By: Joanne Ramos
2 out of 5
Release Date: May 7, 2019
Suburbia, Interrupted Review
Thank you to NetGalley and Random House for the ARC of THE FARM, in exchange for an honest review.
First off, the synopsis of THE FARM promises much more than the book actually delivers. Second, labeling THE FARM as dystopian, IMO, is wrong. THE FARM isn’t dystopian. It is a story of what is occurring, present day, in America.
The “farm” is Golden Oaks, a place where Hosts (surrogates) live while carrying the babies of wealthy clients. It is also a place where manipulation and power are used as weapons. Hosts, the majority being poor immigrants, are vetted and sign contracts to give up their lives outside Golden Oaks for nine months. Payments are made to the Host in incremental amounts throughout their stay, with a bonus paid out once the baby has been born without issue.
Attempting to frame THE FARM as a dystopian story is naive. The premise of THE FARM is alive and well. The wealthy do seek perfect surrogates to carry their babies, whether because they cannot or vanity. Immigrants in America do take jobs which take them away from their own children and families. My problem with the entirety of THE FARM is the feeling I had from page one- the book, to me, reads as a sympathetic voice of the wealthy.
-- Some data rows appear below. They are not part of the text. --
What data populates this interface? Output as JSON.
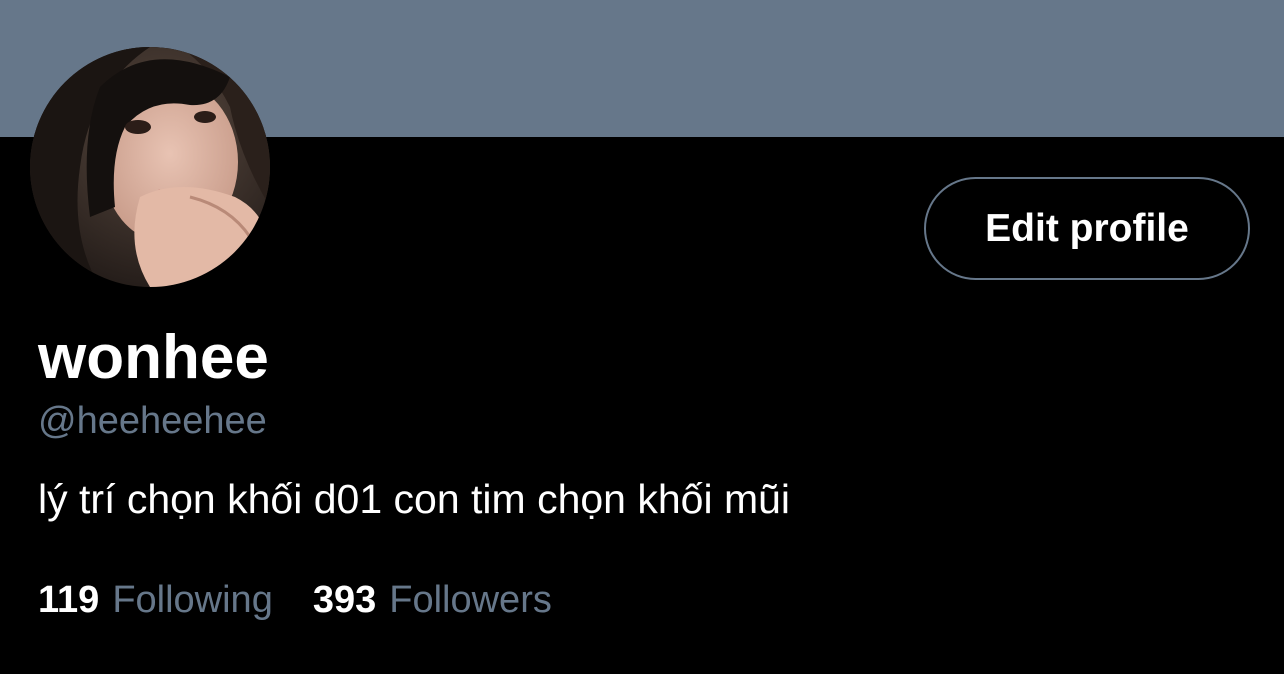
{
  "profile": {
    "display_name": "wonhee",
    "handle": "@heeheehee",
    "bio": "lý trí chọn khối d01 con tim chọn khối mũi",
    "edit_button_label": "Edit profile"
  },
  "stats": {
    "following_count": "119",
    "following_label": "Following",
    "followers_count": "393",
    "followers_label": "Followers"
  },
  "colors": {
    "banner": "#66778a",
    "background": "#000000",
    "secondary_text": "#66778a",
    "primary_text": "#ffffff"
  }
}
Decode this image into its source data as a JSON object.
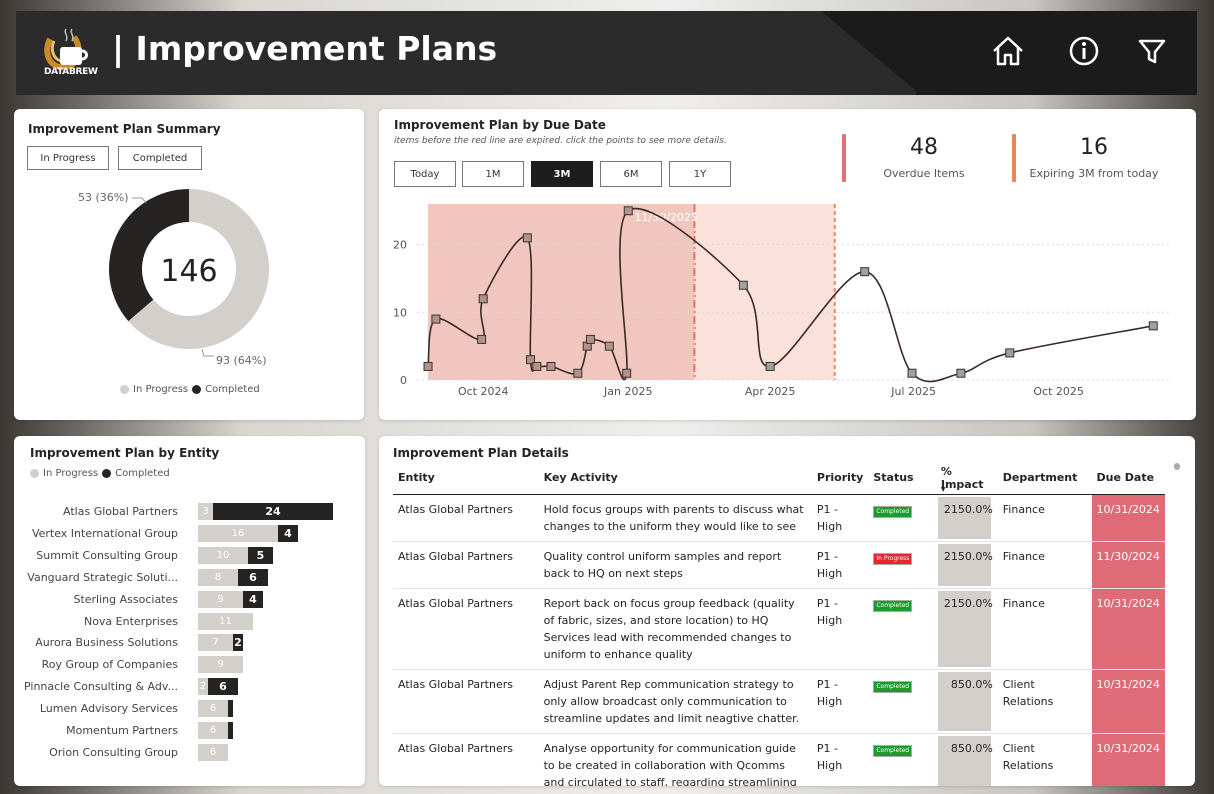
{
  "header": {
    "logo_text": "DATABREW",
    "title": "| Improvement Plans",
    "icons": [
      "home-icon",
      "info-icon",
      "filter-icon"
    ]
  },
  "summary": {
    "title": "Improvement Plan Summary",
    "buttons": [
      "In Progress",
      "Completed"
    ],
    "total": "146",
    "completed_label": "53 (36%)",
    "in_progress_label": "93 (64%)",
    "completed_value": 53,
    "in_progress_value": 93,
    "legend": [
      "In Progress",
      "Completed"
    ],
    "colors": {
      "in_progress": "#d3d0cb",
      "completed": "#252423"
    }
  },
  "due": {
    "title": "Improvement Plan by Due Date",
    "subtitle": "items before the red line are expired. click the points to see more details.",
    "buttons": [
      "Today",
      "1M",
      "3M",
      "6M",
      "1Y"
    ],
    "active_button": "3M",
    "kpis": [
      {
        "value": "48",
        "label": "Overdue Items",
        "color": "#e07079"
      },
      {
        "value": "16",
        "label": "Expiring 3M from today",
        "color": "#e28a57"
      }
    ],
    "marker_label": "11/30/2025"
  },
  "chart_data": {
    "type": "line",
    "x_ticks": [
      "Oct 2024",
      "Jan 2025",
      "Apr 2025",
      "Jul 2025",
      "Oct 2025"
    ],
    "y_ticks": [
      "0",
      "10",
      "20"
    ],
    "ylim": [
      0,
      26
    ],
    "points": [
      {
        "x": "2024-08-27",
        "y": 2
      },
      {
        "x": "2024-09-01",
        "y": 9
      },
      {
        "x": "2024-09-30",
        "y": 6
      },
      {
        "x": "2024-10-01",
        "y": 12
      },
      {
        "x": "2024-10-29",
        "y": 21
      },
      {
        "x": "2024-10-31",
        "y": 3
      },
      {
        "x": "2024-11-04",
        "y": 2
      },
      {
        "x": "2024-11-13",
        "y": 2
      },
      {
        "x": "2024-11-30",
        "y": 1
      },
      {
        "x": "2024-12-06",
        "y": 5
      },
      {
        "x": "2024-12-08",
        "y": 6
      },
      {
        "x": "2024-12-20",
        "y": 5
      },
      {
        "x": "2024-12-31",
        "y": 1
      },
      {
        "x": "2025-01-01",
        "y": 25
      },
      {
        "x": "2025-03-15",
        "y": 14
      },
      {
        "x": "2025-04-01",
        "y": 2
      },
      {
        "x": "2025-05-31",
        "y": 16
      },
      {
        "x": "2025-06-30",
        "y": 1
      },
      {
        "x": "2025-07-31",
        "y": 1
      },
      {
        "x": "2025-08-31",
        "y": 4
      },
      {
        "x": "2025-11-30",
        "y": 8
      }
    ],
    "expired_before": "2025-02-12",
    "window_end": "2025-05-12"
  },
  "entity": {
    "title": "Improvement Plan by Entity",
    "legend": [
      "In Progress",
      "Completed"
    ],
    "rows": [
      {
        "name": "Atlas Global Partners",
        "in_progress": 3,
        "completed": 24
      },
      {
        "name": "Vertex International Group",
        "in_progress": 16,
        "completed": 4
      },
      {
        "name": "Summit Consulting Group",
        "in_progress": 10,
        "completed": 5
      },
      {
        "name": "Vanguard Strategic Soluti...",
        "in_progress": 8,
        "completed": 6
      },
      {
        "name": "Sterling Associates",
        "in_progress": 9,
        "completed": 4
      },
      {
        "name": "Nova Enterprises",
        "in_progress": 11,
        "completed": 0
      },
      {
        "name": "Aurora Business Solutions",
        "in_progress": 7,
        "completed": 2
      },
      {
        "name": "Roy Group of Companies",
        "in_progress": 9,
        "completed": 0
      },
      {
        "name": "Pinnacle Consulting & Adv...",
        "in_progress": 2,
        "completed": 6
      },
      {
        "name": "Lumen Advisory Services",
        "in_progress": 6,
        "completed": 1
      },
      {
        "name": "Momentum Partners",
        "in_progress": 6,
        "completed": 1
      },
      {
        "name": "Orion Consulting Group",
        "in_progress": 6,
        "completed": 0
      }
    ]
  },
  "details": {
    "title": "Improvement Plan Details",
    "columns": [
      "Entity",
      "Key Activity",
      "Priority",
      "Status",
      "% Impact",
      "Department",
      "Due Date"
    ],
    "rows": [
      {
        "entity": "Atlas Global Partners",
        "activity": "Hold focus groups with parents to discuss what changes to the uniform they would like to see",
        "priority": "P1 - High",
        "status": "Completed",
        "impact": "2150.0%",
        "department": "Finance",
        "due": "10/31/2024"
      },
      {
        "entity": "Atlas Global Partners",
        "activity": "Quality control uniform samples and report back to HQ on next steps",
        "priority": "P1 - High",
        "status": "In Progress",
        "impact": "2150.0%",
        "department": "Finance",
        "due": "11/30/2024"
      },
      {
        "entity": "Atlas Global Partners",
        "activity": "Report back on focus group feedback (quality of fabric, sizes, and store location) to HQ Services lead with recommended changes to uniform to enhance quality",
        "priority": "P1 - High",
        "status": "Completed",
        "impact": "2150.0%",
        "department": "Finance",
        "due": "10/31/2024"
      },
      {
        "entity": "Atlas Global Partners",
        "activity": "Adjust Parent Rep communication strategy to only allow broadcast only communication to streamline updates and limit neagtive chatter.",
        "priority": "P1 - High",
        "status": "Completed",
        "impact": "850.0%",
        "department": "Client Relations",
        "due": "10/31/2024"
      },
      {
        "entity": "Atlas Global Partners",
        "activity": "Analyse opportunity for communication guide to be created in collaboration with Qcomms and circulated to staff, regarding streamlining parent",
        "priority": "P1 - High",
        "status": "Completed",
        "impact": "850.0%",
        "department": "Client Relations",
        "due": "10/31/2024"
      }
    ],
    "status_colors": {
      "Completed": "#1e9a2b",
      "In Progress": "#e8262f"
    }
  }
}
THE FARM seems to portray immigrants as manipulated pawns who can be tricked into anything if money is waved in front of them. Compared to the character development and details of the wealthy characters, I felt as though the immigrant characters in the book were not fully developed, their lives and stories written with less detail. I will not become a sympathizer of wealth and felt like the wrong characters in THE FARM were glorified.
I wanted to stop reading THE FARM for a majority of the book but didn’t. I finished THE FARM in a really pissed off mood. The author attempts a final push of sympathy for the wealthy on us as if the manipulation of a lower-classed person is actually bettering the life of someone who became a pawn in a vicious circle of greed and power.
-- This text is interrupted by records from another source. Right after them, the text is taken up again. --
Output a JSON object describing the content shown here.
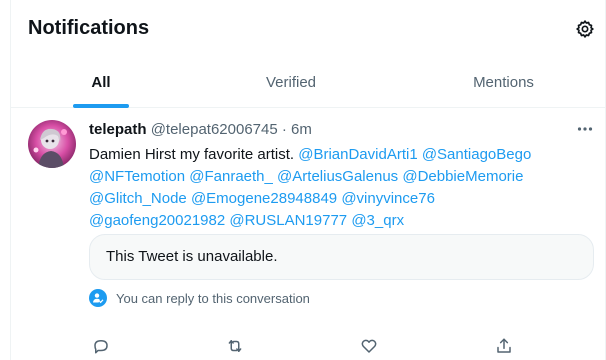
{
  "header": {
    "title": "Notifications",
    "settings_icon": "gear-icon"
  },
  "tabs": [
    {
      "label": "All",
      "active": true
    },
    {
      "label": "Verified",
      "active": false
    },
    {
      "label": "Mentions",
      "active": false
    }
  ],
  "colors": {
    "accent": "#1d9bf0",
    "text_primary": "#0f1419",
    "text_secondary": "#536471"
  },
  "tweet": {
    "author_name": "telepath",
    "author_handle": "@telepat62006745",
    "separator": "·",
    "time": "6m",
    "text_prefix": "Damien Hirst my favorite artist.",
    "mentions": [
      "@BrianDavidArti1",
      "@SantiagoBego",
      "@NFTemotion",
      "@Fanraeth_",
      "@ArteliusGalenus",
      "@DebbieMemorie",
      "@Glitch_Node",
      "@Emogene28948849",
      "@vinyvince76",
      "@gaofeng20021982",
      "@RUSLAN19777",
      "@3_qrx"
    ],
    "quote_unavailable": "This Tweet is unavailable.",
    "reply_note": "You can reply to this conversation",
    "actions": [
      "reply-icon",
      "retweet-icon",
      "like-icon",
      "share-icon"
    ]
  }
}
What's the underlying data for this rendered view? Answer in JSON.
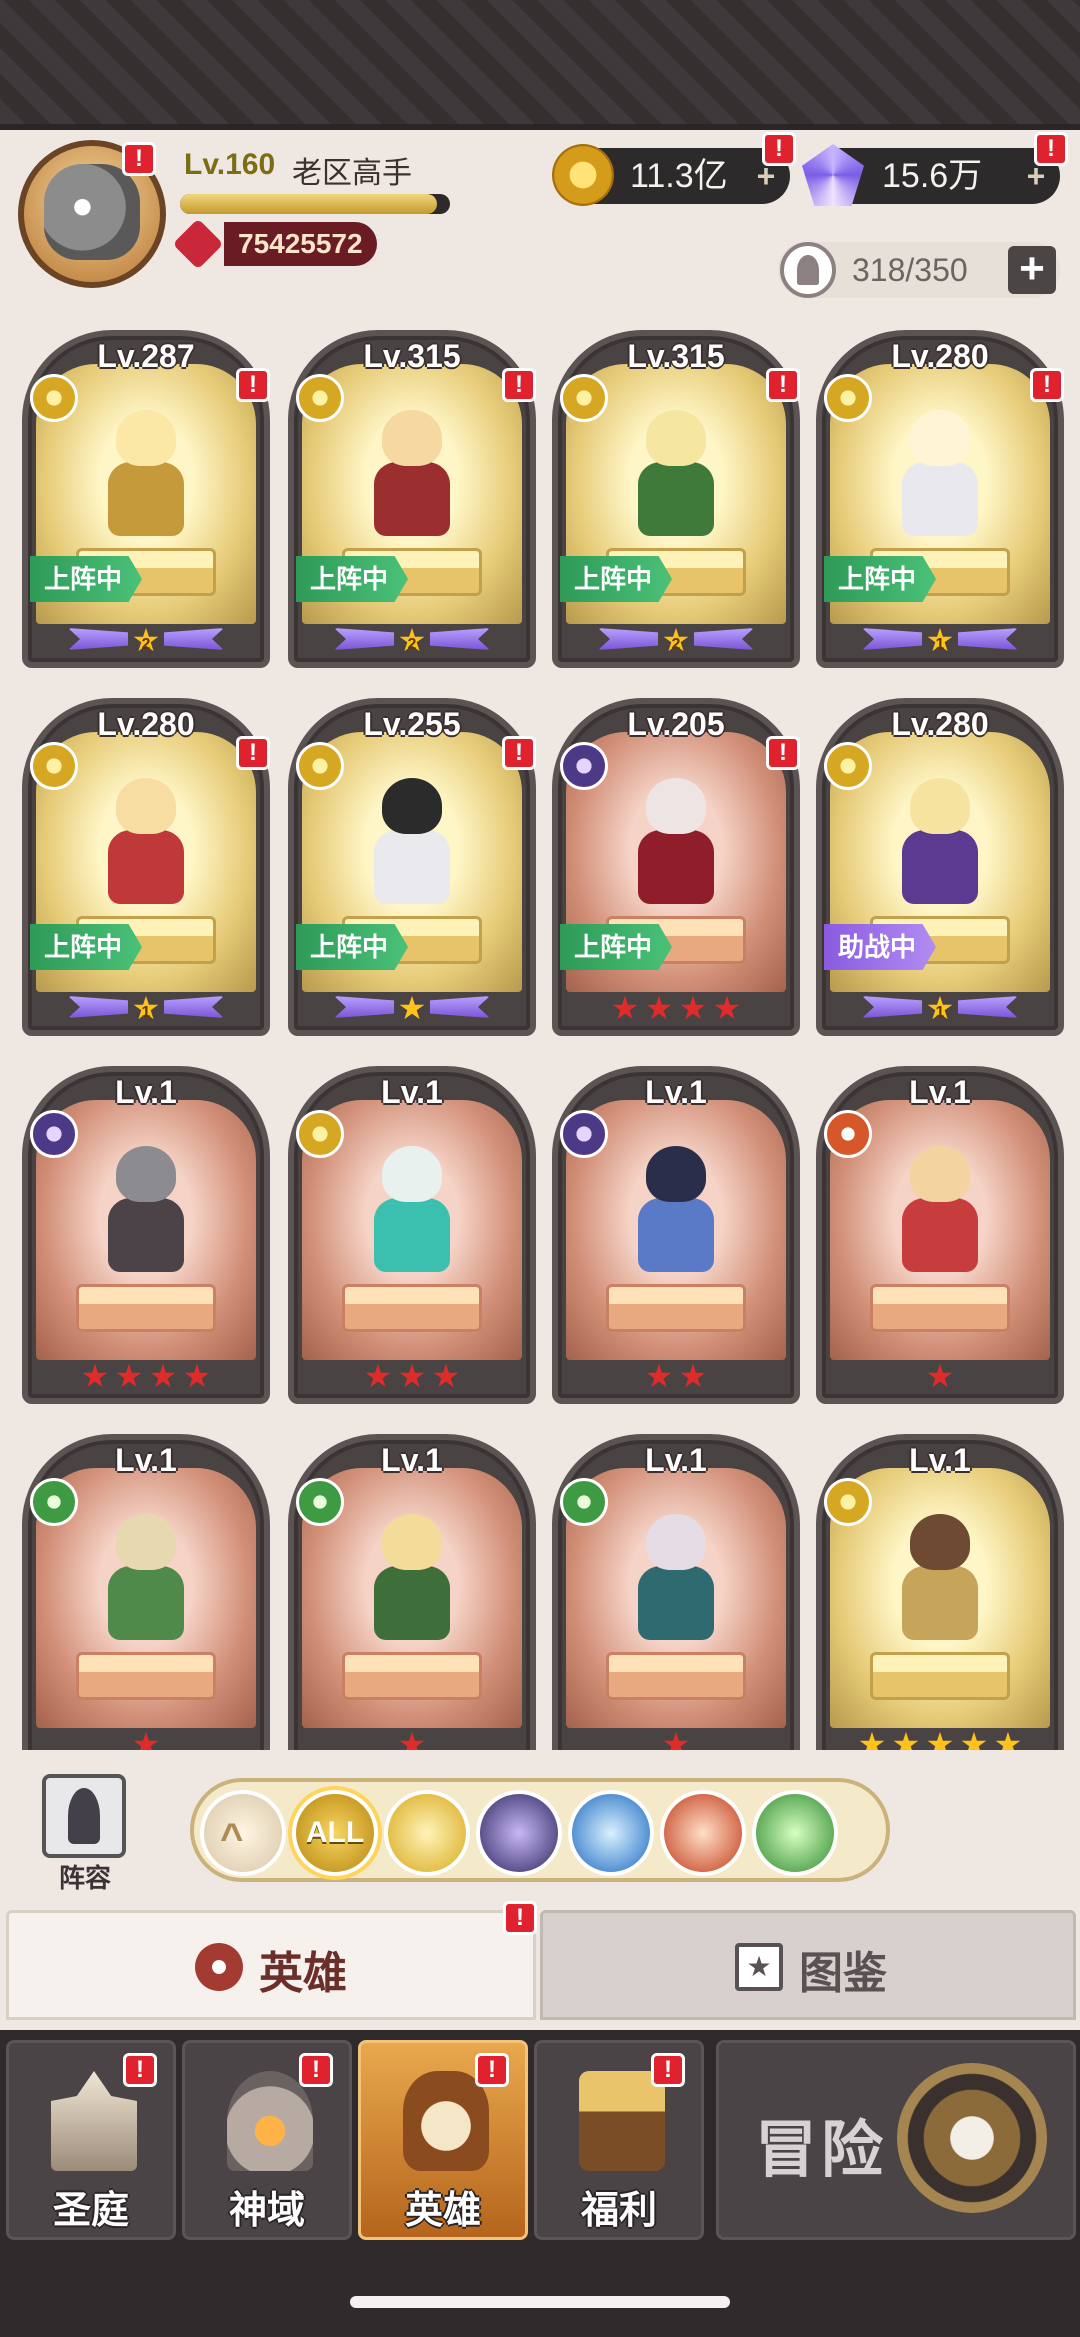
{
  "header": {
    "level": "Lv.160",
    "name": "老区高手",
    "exp_fraction": 0.95,
    "power": "75425572",
    "gold": "11.3亿",
    "gems": "15.6万",
    "capacity": "318/350",
    "avatar_badge": "!",
    "gold_badge": "!",
    "gem_badge": "!"
  },
  "heroes": [
    {
      "level": "Lv.287",
      "faction": "gold",
      "bg": "gold",
      "tag": "上阵中",
      "tag_color": "green",
      "stars": 1,
      "star_num": "2",
      "star_style": "wing",
      "badge": "!"
    },
    {
      "level": "Lv.315",
      "faction": "gold",
      "bg": "gold",
      "tag": "上阵中",
      "tag_color": "green",
      "stars": 1,
      "star_num": "2",
      "star_style": "wing",
      "badge": "!"
    },
    {
      "level": "Lv.315",
      "faction": "gold",
      "bg": "gold",
      "tag": "上阵中",
      "tag_color": "green",
      "stars": 1,
      "star_num": "2",
      "star_style": "wing",
      "badge": "!"
    },
    {
      "level": "Lv.280",
      "faction": "gold",
      "bg": "gold",
      "tag": "上阵中",
      "tag_color": "green",
      "stars": 1,
      "star_num": "1",
      "star_style": "wing",
      "badge": "!"
    },
    {
      "level": "Lv.280",
      "faction": "gold",
      "bg": "gold",
      "tag": "上阵中",
      "tag_color": "green",
      "stars": 1,
      "star_num": "1",
      "star_style": "wing",
      "badge": "!"
    },
    {
      "level": "Lv.255",
      "faction": "gold",
      "bg": "gold",
      "tag": "上阵中",
      "tag_color": "green",
      "stars": 1,
      "star_num": "",
      "star_style": "wing",
      "badge": "!"
    },
    {
      "level": "Lv.205",
      "faction": "dark",
      "bg": "red",
      "tag": "上阵中",
      "tag_color": "green",
      "stars": 4,
      "star_num": "",
      "star_style": "red",
      "badge": "!"
    },
    {
      "level": "Lv.280",
      "faction": "gold",
      "bg": "gold",
      "tag": "助战中",
      "tag_color": "purple",
      "stars": 1,
      "star_num": "1",
      "star_style": "wing",
      "badge": ""
    },
    {
      "level": "Lv.1",
      "faction": "dark",
      "bg": "red",
      "tag": "",
      "tag_color": "",
      "stars": 4,
      "star_num": "",
      "star_style": "red",
      "badge": ""
    },
    {
      "level": "Lv.1",
      "faction": "gold",
      "bg": "red",
      "tag": "",
      "tag_color": "",
      "stars": 3,
      "star_num": "",
      "star_style": "red",
      "badge": ""
    },
    {
      "level": "Lv.1",
      "faction": "dark",
      "bg": "red",
      "tag": "",
      "tag_color": "",
      "stars": 2,
      "star_num": "",
      "star_style": "red",
      "badge": ""
    },
    {
      "level": "Lv.1",
      "faction": "fox",
      "bg": "red",
      "tag": "",
      "tag_color": "",
      "stars": 1,
      "star_num": "",
      "star_style": "red",
      "badge": ""
    },
    {
      "level": "Lv.1",
      "faction": "nature",
      "bg": "red",
      "tag": "",
      "tag_color": "",
      "stars": 1,
      "star_num": "",
      "star_style": "red",
      "badge": ""
    },
    {
      "level": "Lv.1",
      "faction": "nature",
      "bg": "red",
      "tag": "",
      "tag_color": "",
      "stars": 1,
      "star_num": "",
      "star_style": "red",
      "badge": ""
    },
    {
      "level": "Lv.1",
      "faction": "nature",
      "bg": "red",
      "tag": "",
      "tag_color": "",
      "stars": 1,
      "star_num": "",
      "star_style": "red",
      "badge": ""
    },
    {
      "level": "Lv.1",
      "faction": "gold",
      "bg": "gold",
      "tag": "",
      "tag_color": "",
      "stars": 5,
      "star_num": "",
      "star_style": "gold",
      "badge": ""
    }
  ],
  "filters": {
    "lineup_label": "阵容",
    "all_label": "ALL",
    "up_icon": "^",
    "items": [
      "sort-up-icon",
      "all",
      "holy-faction-icon",
      "dark-faction-icon",
      "cross-faction-icon",
      "fox-faction-icon",
      "nature-faction-icon"
    ]
  },
  "tabs": {
    "heroes": "英雄",
    "codex": "图鉴",
    "codex_icon": "★",
    "heroes_badge": "!"
  },
  "bottom_nav": {
    "court": "圣庭",
    "divine": "神域",
    "heroes": "英雄",
    "welfare": "福利",
    "adventure": "冒险",
    "badge": "!"
  }
}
THE FARM would have been a powerful book on class and greed within our society if it lived up to its synopsis and focused on the marginalized community instead of reading as a cloak for the wealthy.